[Opening Records shown section]

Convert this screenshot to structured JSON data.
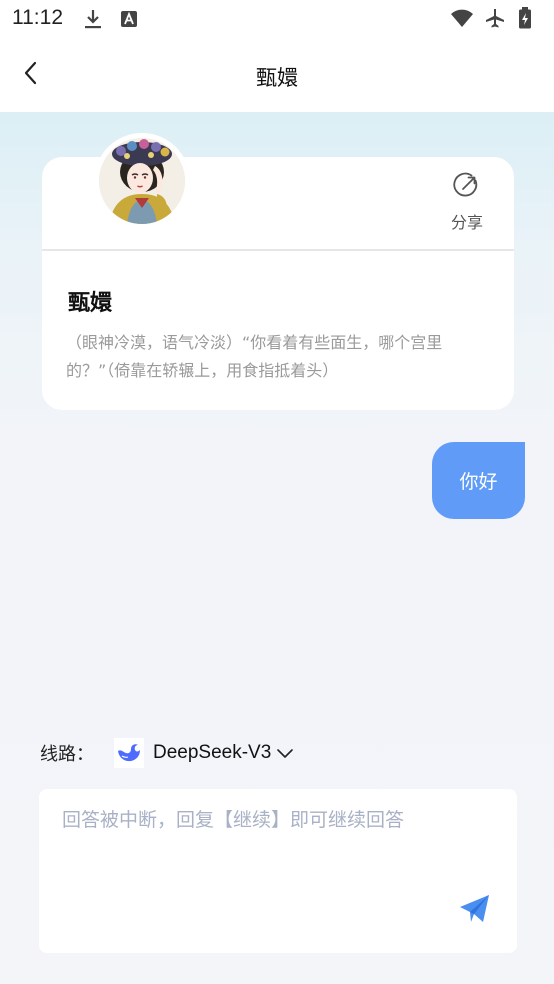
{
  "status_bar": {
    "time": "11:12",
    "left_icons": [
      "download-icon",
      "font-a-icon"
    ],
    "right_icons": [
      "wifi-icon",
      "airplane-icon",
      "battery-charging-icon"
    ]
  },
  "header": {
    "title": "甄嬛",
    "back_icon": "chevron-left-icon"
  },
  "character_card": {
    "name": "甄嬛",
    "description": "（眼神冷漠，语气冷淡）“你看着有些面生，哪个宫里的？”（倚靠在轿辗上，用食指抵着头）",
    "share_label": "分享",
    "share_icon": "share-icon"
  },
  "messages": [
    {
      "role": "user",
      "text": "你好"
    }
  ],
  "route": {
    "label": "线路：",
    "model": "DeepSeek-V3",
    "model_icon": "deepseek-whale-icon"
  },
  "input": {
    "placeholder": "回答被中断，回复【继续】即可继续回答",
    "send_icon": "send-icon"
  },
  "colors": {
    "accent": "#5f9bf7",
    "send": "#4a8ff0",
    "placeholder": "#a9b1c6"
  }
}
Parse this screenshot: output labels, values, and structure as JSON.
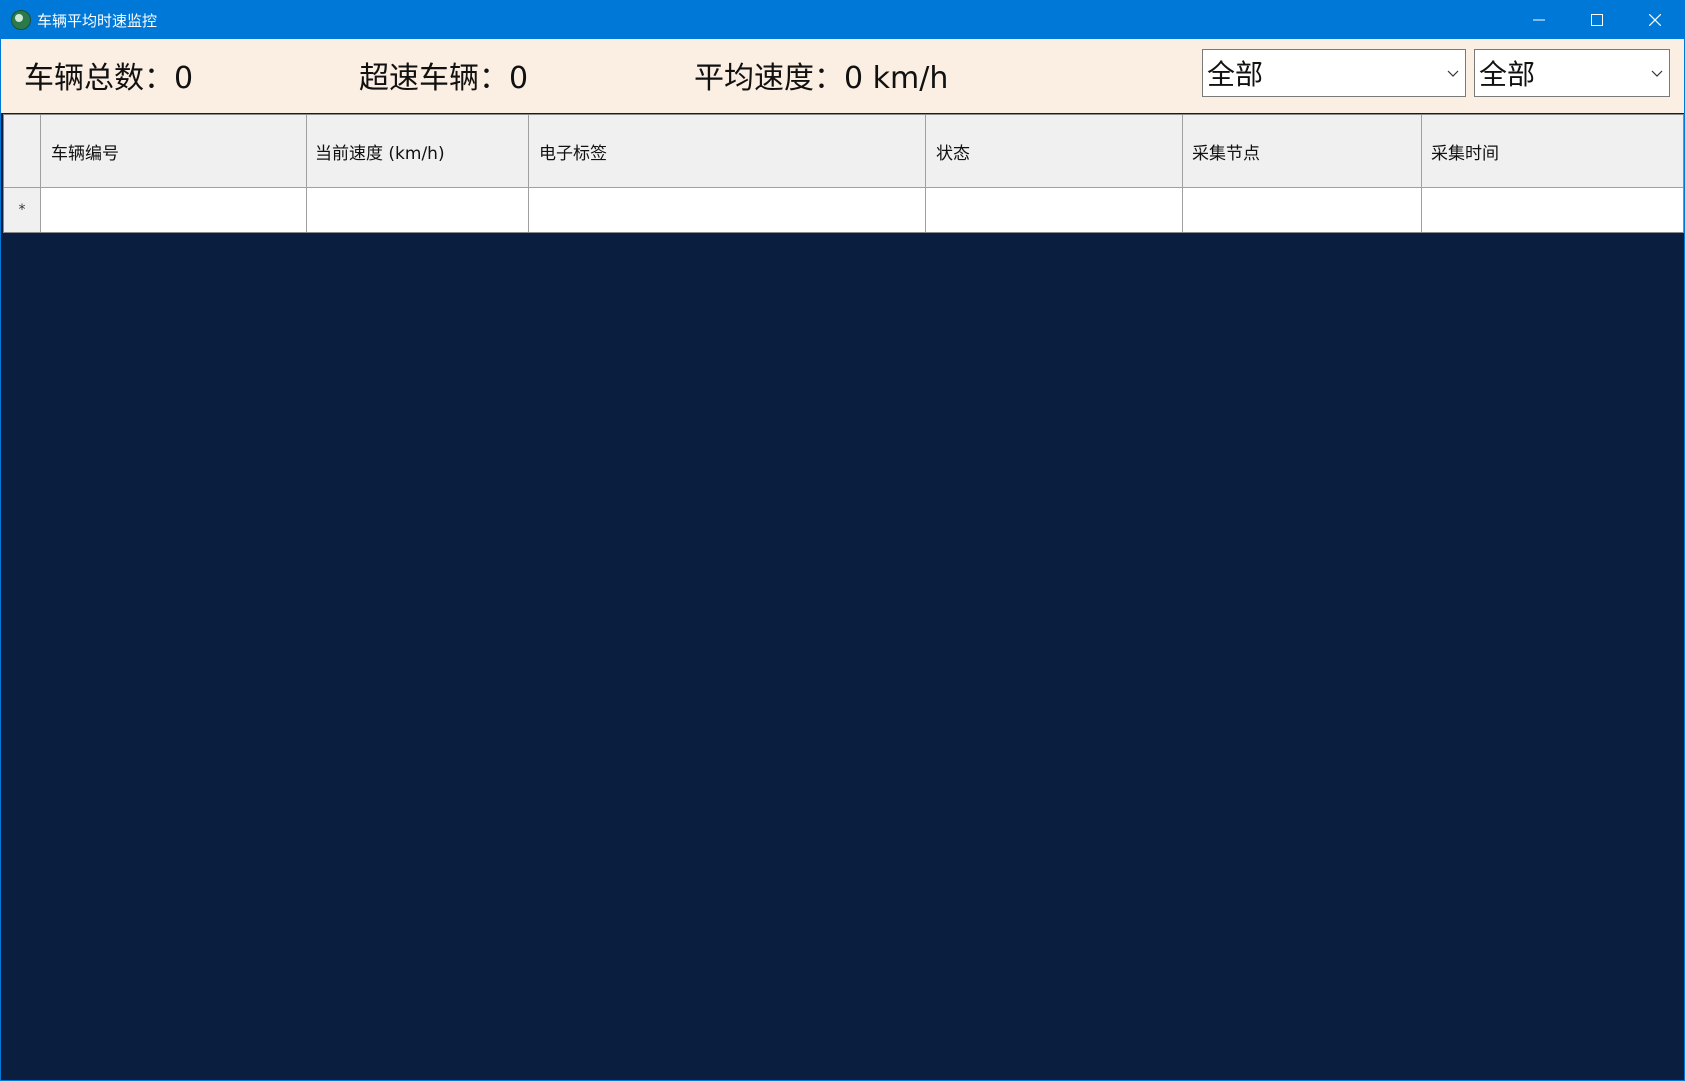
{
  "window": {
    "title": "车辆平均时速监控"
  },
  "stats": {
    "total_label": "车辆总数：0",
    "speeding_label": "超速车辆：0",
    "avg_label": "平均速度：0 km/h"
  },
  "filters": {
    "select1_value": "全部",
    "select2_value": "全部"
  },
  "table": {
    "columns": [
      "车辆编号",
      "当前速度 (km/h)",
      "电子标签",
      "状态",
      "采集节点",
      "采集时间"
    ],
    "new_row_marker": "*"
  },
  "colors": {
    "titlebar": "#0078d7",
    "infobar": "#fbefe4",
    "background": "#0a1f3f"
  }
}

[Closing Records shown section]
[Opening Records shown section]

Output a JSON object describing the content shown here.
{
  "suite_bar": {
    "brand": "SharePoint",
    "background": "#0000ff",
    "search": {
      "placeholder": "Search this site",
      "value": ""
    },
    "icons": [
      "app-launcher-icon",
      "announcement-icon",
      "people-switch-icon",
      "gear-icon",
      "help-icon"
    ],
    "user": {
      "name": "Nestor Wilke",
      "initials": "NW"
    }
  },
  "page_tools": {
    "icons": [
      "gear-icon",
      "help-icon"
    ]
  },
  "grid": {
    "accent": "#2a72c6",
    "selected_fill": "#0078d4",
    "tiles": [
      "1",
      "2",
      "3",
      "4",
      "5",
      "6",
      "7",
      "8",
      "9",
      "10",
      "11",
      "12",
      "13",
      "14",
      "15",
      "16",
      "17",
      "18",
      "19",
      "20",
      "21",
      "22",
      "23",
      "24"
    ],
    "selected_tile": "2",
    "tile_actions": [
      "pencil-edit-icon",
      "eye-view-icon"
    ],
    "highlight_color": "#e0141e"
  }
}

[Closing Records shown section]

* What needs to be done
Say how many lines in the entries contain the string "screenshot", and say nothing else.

* Output below
2